Content starts
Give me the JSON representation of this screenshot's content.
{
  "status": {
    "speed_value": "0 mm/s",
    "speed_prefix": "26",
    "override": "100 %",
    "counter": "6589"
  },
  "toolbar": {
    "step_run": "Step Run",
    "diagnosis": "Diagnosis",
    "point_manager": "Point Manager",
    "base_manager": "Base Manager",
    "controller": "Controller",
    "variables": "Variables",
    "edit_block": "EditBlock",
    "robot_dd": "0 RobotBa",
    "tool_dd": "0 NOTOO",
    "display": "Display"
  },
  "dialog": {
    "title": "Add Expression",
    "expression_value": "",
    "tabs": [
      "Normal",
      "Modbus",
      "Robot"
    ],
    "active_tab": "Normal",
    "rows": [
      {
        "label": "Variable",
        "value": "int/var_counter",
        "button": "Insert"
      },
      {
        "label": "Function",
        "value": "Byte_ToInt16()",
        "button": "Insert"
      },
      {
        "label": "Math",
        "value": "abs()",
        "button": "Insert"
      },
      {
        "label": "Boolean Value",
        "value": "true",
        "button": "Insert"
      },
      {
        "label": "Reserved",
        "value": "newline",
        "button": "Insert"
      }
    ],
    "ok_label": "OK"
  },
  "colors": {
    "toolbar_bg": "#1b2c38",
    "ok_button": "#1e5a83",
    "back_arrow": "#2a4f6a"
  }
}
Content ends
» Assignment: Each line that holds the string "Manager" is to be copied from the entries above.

» Reply:
    "point_manager": "Point Manager",
    "base_manager": "Base Manager",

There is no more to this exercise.